## [Problem statement]
Please return all lines of the data below containing the string "JSON".

## [The input]

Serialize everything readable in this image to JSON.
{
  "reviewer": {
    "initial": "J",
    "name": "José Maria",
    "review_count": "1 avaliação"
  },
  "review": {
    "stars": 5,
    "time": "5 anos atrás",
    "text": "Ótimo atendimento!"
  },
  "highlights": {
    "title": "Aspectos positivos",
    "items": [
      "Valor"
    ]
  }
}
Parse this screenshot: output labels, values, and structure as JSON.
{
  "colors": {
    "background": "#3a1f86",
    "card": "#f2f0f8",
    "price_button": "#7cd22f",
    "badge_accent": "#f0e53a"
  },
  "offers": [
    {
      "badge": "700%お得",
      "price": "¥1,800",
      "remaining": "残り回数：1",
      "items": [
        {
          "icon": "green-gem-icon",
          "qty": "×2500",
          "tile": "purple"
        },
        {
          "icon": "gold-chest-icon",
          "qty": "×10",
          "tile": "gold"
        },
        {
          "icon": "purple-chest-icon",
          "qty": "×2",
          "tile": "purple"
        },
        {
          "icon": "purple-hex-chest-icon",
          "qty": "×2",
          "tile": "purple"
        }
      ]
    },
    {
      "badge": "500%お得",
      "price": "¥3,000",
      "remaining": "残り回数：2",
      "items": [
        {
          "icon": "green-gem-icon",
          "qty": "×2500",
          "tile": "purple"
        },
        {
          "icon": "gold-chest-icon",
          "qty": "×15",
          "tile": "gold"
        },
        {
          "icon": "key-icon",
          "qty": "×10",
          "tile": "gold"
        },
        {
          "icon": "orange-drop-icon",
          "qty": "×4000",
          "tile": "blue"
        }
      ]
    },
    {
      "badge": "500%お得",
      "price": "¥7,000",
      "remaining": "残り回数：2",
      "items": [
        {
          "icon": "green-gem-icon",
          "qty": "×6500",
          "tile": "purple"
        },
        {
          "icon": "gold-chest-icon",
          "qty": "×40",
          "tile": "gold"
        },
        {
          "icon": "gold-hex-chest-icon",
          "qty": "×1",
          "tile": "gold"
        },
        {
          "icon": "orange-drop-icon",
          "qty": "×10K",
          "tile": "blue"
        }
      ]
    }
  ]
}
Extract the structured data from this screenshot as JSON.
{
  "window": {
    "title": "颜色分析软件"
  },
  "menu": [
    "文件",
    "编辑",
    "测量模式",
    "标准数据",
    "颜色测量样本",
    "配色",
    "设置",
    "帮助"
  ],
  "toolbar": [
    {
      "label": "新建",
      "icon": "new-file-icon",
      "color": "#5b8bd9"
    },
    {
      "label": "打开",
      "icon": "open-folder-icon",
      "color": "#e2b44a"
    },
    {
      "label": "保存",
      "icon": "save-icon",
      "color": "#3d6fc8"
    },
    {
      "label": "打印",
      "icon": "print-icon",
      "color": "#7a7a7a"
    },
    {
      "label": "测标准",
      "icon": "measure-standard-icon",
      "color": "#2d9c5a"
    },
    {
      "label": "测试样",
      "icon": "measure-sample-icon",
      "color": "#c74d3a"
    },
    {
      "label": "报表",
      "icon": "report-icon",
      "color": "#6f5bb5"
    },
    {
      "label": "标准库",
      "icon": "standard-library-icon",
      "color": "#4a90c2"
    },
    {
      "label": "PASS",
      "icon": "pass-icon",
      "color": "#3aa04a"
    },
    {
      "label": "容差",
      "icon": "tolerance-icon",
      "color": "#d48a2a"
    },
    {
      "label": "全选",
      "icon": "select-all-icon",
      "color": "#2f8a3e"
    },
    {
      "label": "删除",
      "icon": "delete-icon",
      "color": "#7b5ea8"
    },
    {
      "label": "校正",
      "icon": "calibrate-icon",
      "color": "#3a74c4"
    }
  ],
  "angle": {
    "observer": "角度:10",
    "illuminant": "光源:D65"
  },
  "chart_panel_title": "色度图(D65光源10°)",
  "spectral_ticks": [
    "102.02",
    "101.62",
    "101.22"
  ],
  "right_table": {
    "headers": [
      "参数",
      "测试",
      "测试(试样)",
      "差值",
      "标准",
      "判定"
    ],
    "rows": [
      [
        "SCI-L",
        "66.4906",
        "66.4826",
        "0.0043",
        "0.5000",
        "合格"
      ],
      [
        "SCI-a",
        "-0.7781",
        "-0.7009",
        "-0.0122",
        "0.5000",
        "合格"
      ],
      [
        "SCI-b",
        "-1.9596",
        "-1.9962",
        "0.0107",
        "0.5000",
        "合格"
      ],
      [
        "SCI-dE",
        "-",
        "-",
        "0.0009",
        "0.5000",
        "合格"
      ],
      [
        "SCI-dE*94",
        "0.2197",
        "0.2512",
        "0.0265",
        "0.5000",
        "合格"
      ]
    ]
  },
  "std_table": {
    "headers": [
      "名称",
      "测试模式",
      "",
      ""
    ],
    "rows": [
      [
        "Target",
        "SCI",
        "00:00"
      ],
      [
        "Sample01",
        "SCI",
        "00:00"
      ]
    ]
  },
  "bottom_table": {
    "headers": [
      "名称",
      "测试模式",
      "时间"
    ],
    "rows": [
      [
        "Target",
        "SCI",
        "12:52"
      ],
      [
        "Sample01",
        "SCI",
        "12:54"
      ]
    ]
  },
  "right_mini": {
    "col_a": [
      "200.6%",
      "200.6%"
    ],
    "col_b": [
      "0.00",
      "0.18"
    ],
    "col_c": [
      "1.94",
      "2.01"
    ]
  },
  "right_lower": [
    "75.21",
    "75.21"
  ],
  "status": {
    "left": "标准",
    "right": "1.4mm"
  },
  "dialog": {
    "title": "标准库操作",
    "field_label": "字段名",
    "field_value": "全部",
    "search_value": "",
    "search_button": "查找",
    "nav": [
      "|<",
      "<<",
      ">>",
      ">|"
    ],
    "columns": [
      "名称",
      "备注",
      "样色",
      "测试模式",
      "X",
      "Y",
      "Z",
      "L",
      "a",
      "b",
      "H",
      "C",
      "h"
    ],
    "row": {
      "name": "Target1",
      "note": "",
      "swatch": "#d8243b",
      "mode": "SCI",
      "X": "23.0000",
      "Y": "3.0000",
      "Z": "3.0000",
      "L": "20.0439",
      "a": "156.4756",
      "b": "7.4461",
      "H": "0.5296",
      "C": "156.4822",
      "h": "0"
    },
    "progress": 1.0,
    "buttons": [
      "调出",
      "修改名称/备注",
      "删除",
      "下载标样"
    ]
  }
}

## [The answer]
Serialize everything readable in this image to JSON.
Parse this screenshot: output labels, values, and structure as JSON.
Extract the structured data from this screenshot as JSON.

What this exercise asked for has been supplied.